- **Your task**: The output must match the entries below exactly, with pictures removed.

Segment Start: Data for review

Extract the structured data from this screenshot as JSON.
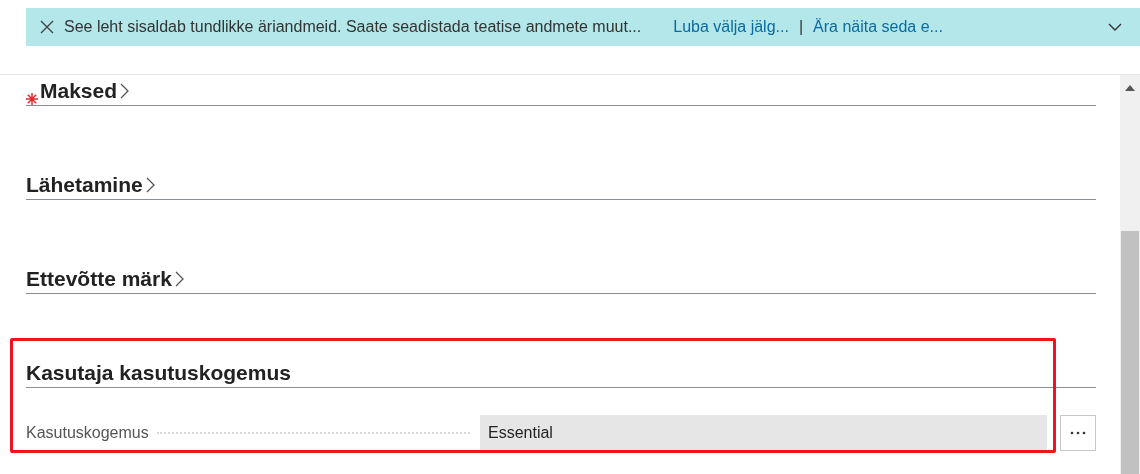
{
  "banner": {
    "message": "See leht sisaldab tundlikke äriandmeid. Saate seadistada teatise andmete muut...",
    "actions": [
      "Luba välja jälg...",
      "Ära näita seda e..."
    ],
    "separator": "|",
    "expanded": false
  },
  "sections": [
    {
      "title": "Maksed",
      "required": true,
      "expanded": false
    },
    {
      "title": "Lähetamine",
      "required": false,
      "expanded": false
    },
    {
      "title": "Ettevõtte märk",
      "required": false,
      "expanded": false
    },
    {
      "title": "Kasutaja kasutuskogemus",
      "required": false,
      "expanded": true,
      "highlighted": true,
      "fields": [
        {
          "label": "Kasutuskogemus",
          "value": "Essential",
          "disabled": true
        }
      ]
    }
  ]
}
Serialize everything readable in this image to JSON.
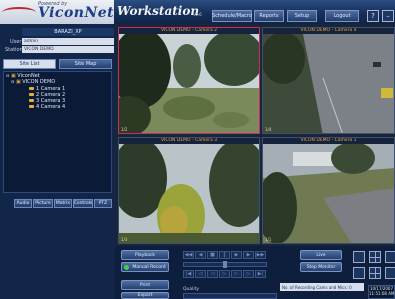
{
  "header": {
    "logo_small": "Powered by",
    "logo_text": "ViconNet",
    "app_title": "Workstation",
    "version": "v1.6",
    "nav": [
      "Schedule/Macro",
      "Reports",
      "Setup",
      "Logout"
    ],
    "icons": [
      "help-icon",
      "minimize-icon"
    ]
  },
  "login": {
    "server": "BARAZI_XP",
    "user_label": "User",
    "user_value": "admin",
    "station_label": "Station",
    "station_value": "VICON DEMO"
  },
  "tabs": {
    "active": "Site List",
    "inactive": "Site Map"
  },
  "tree": {
    "root": "ViconNet",
    "site": "VICON DEMO",
    "cameras": [
      "1  Camera 1",
      "2  Camera 2",
      "3  Camera 3",
      "4  Camera 4"
    ]
  },
  "bottom_tabs": [
    "Audio",
    "Picture",
    "Matrix",
    "Controls",
    "PTZ"
  ],
  "cameras": [
    {
      "title": "VICON DEMO - Camera 2",
      "badge": "1/2"
    },
    {
      "title": "VICON DEMO - Camera 4",
      "badge": "1/4"
    },
    {
      "title": "VICON DEMO - Camera 3",
      "badge": "1/3"
    },
    {
      "title": "VICON DEMO - Camera 1",
      "badge": "1/1"
    }
  ],
  "controls": {
    "playback": "Playback",
    "manual_record": "Manual Record",
    "print": "Print",
    "export": "Export",
    "quality_label": "Quality",
    "live": "Live",
    "stop_monitor": "Stop Monitor",
    "recording_label": "No. of Recording Cams and Mics: 0",
    "date": "10/17/2007",
    "time": "11:51:08 AM"
  },
  "colors": {
    "accent_orange": "#f2a640",
    "active_frame": "#c0306a",
    "record_green": "#3fd14a"
  }
}
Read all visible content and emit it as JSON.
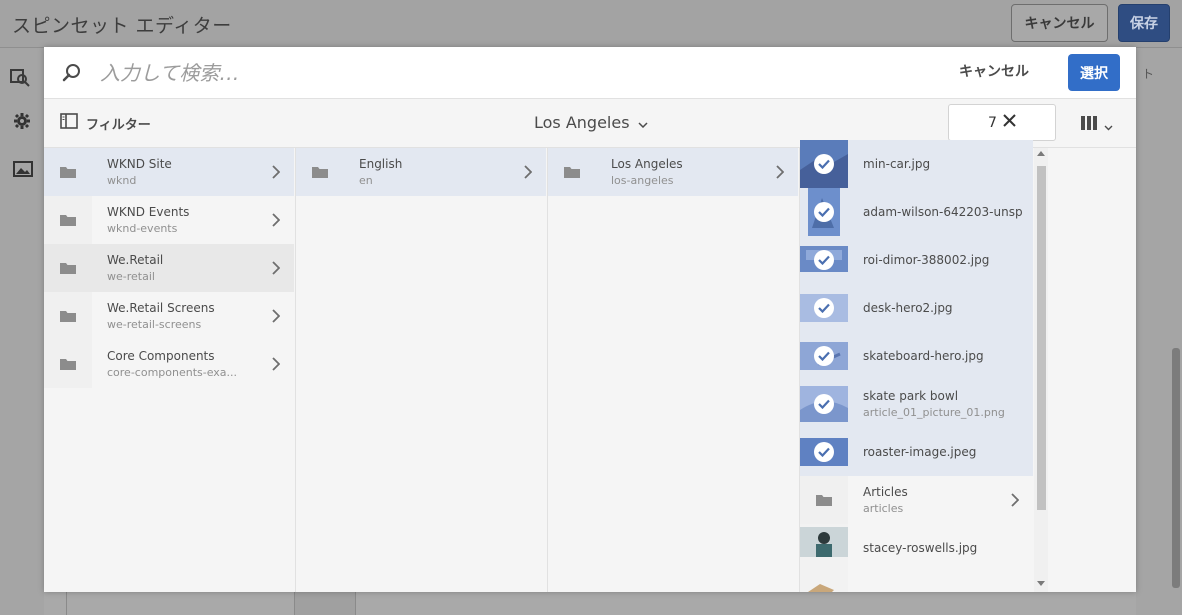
{
  "background": {
    "title": "スピンセット エディター",
    "cancel_label": "キャンセル",
    "save_label": "保存",
    "right_text": "ト"
  },
  "search": {
    "placeholder": "入力して検索…",
    "cancel_label": "キャンセル",
    "select_label": "選択"
  },
  "toolbar": {
    "filter_label": "フィルター",
    "breadcrumb": "Los Angeles",
    "selected_count": "7"
  },
  "columns": {
    "col1": [
      {
        "title": "WKND Site",
        "name": "wknd"
      },
      {
        "title": "WKND Events",
        "name": "wknd-events"
      },
      {
        "title": "We.Retail",
        "name": "we-retail"
      },
      {
        "title": "We.Retail Screens",
        "name": "we-retail-screens"
      },
      {
        "title": "Core Components",
        "name": "core-components-exa..."
      }
    ],
    "col2": [
      {
        "title": "English",
        "name": "en"
      }
    ],
    "col3": [
      {
        "title": "Los Angeles",
        "name": "los-angeles"
      }
    ],
    "col4": [
      {
        "title": "min-car.jpg"
      },
      {
        "title": "adam-wilson-642203-unsp..."
      },
      {
        "title": "roi-dimor-388002.jpg"
      },
      {
        "title": "desk-hero2.jpg"
      },
      {
        "title": "skateboard-hero.jpg"
      },
      {
        "title": "skate park bowl",
        "name": "article_01_picture_01.png"
      },
      {
        "title": "roaster-image.jpeg"
      },
      {
        "title": "Articles",
        "name": "articles"
      },
      {
        "title": "stacey-roswells.jpg"
      }
    ]
  },
  "colors": {
    "accent": "#326ec8",
    "selected_row": "#e3e8f1",
    "thumb_selected": "#5c87cf"
  }
}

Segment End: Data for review

- **Result for this task**:
Extract the structured data from this screenshot as JSON.
{
  "banner": {
    "message": "See leht sisaldab tundlikke äriandmeid. Saate seadistada teatise andmete muut...",
    "actions": [
      "Luba välja jälg...",
      "Ära näita seda e..."
    ],
    "separator": "|",
    "expanded": false
  },
  "sections": [
    {
      "title": "Maksed",
      "required": true,
      "expanded": false
    },
    {
      "title": "Lähetamine",
      "required": false,
      "expanded": false
    },
    {
      "title": "Ettevõtte märk",
      "required": false,
      "expanded": false
    },
    {
      "title": "Kasutaja kasutuskogemus",
      "required": false,
      "expanded": true,
      "highlighted": true,
      "fields": [
        {
          "label": "Kasutuskogemus",
          "value": "Essential",
          "disabled": true
        }
      ]
    }
  ]
}
Serialize everything readable in this image to JSON.
{
  "header": {
    "logo_small": "Powered by",
    "logo_text": "ViconNet",
    "app_title": "Workstation",
    "version": "v1.6",
    "nav": [
      "Schedule/Macro",
      "Reports",
      "Setup",
      "Logout"
    ],
    "icons": [
      "help-icon",
      "minimize-icon"
    ]
  },
  "login": {
    "server": "BARAZI_XP",
    "user_label": "User",
    "user_value": "admin",
    "station_label": "Station",
    "station_value": "VICON DEMO"
  },
  "tabs": {
    "active": "Site List",
    "inactive": "Site Map"
  },
  "tree": {
    "root": "ViconNet",
    "site": "VICON DEMO",
    "cameras": [
      "1  Camera 1",
      "2  Camera 2",
      "3  Camera 3",
      "4  Camera 4"
    ]
  },
  "bottom_tabs": [
    "Audio",
    "Picture",
    "Matrix",
    "Controls",
    "PTZ"
  ],
  "cameras": [
    {
      "title": "VICON DEMO - Camera 2",
      "badge": "1/2"
    },
    {
      "title": "VICON DEMO - Camera 4",
      "badge": "1/4"
    },
    {
      "title": "VICON DEMO - Camera 3",
      "badge": "1/3"
    },
    {
      "title": "VICON DEMO - Camera 1",
      "badge": "1/1"
    }
  ],
  "controls": {
    "playback": "Playback",
    "manual_record": "Manual Record",
    "print": "Print",
    "export": "Export",
    "quality_label": "Quality",
    "live": "Live",
    "stop_monitor": "Stop Monitor",
    "recording_label": "No. of Recording Cams and Mics: 0",
    "date": "10/17/2007",
    "time": "11:51:08 AM"
  },
  "colors": {
    "accent_orange": "#f2a640",
    "active_frame": "#c0306a",
    "record_green": "#3fd14a"
  }
}
Read all visible content and emit it as JSON.
{
  "background": {
    "title": "スピンセット エディター",
    "cancel_label": "キャンセル",
    "save_label": "保存",
    "right_text": "ト"
  },
  "search": {
    "placeholder": "入力して検索…",
    "cancel_label": "キャンセル",
    "select_label": "選択"
  },
  "toolbar": {
    "filter_label": "フィルター",
    "breadcrumb": "Los Angeles",
    "selected_count": "7"
  },
  "columns": {
    "col1": [
      {
        "title": "WKND Site",
        "name": "wknd"
      },
      {
        "title": "WKND Events",
        "name": "wknd-events"
      },
      {
        "title": "We.Retail",
        "name": "we-retail"
      },
      {
        "title": "We.Retail Screens",
        "name": "we-retail-screens"
      },
      {
        "title": "Core Components",
        "name": "core-components-exa..."
      }
    ],
    "col2": [
      {
        "title": "English",
        "name": "en"
      }
    ],
    "col3": [
      {
        "title": "Los Angeles",
        "name": "los-angeles"
      }
    ],
    "col4": [
      {
        "title": "min-car.jpg"
      },
      {
        "title": "adam-wilson-642203-unsp..."
      },
      {
        "title": "roi-dimor-388002.jpg"
      },
      {
        "title": "desk-hero2.jpg"
      },
      {
        "title": "skateboard-hero.jpg"
      },
      {
        "title": "skate park bowl",
        "name": "article_01_picture_01.png"
      },
      {
        "title": "roaster-image.jpeg"
      },
      {
        "title": "Articles",
        "name": "articles"
      },
      {
        "title": "stacey-roswells.jpg"
      }
    ]
  },
  "colors": {
    "accent": "#326ec8",
    "selected_row": "#e3e8f1",
    "thumb_selected": "#5c87cf"
  }
}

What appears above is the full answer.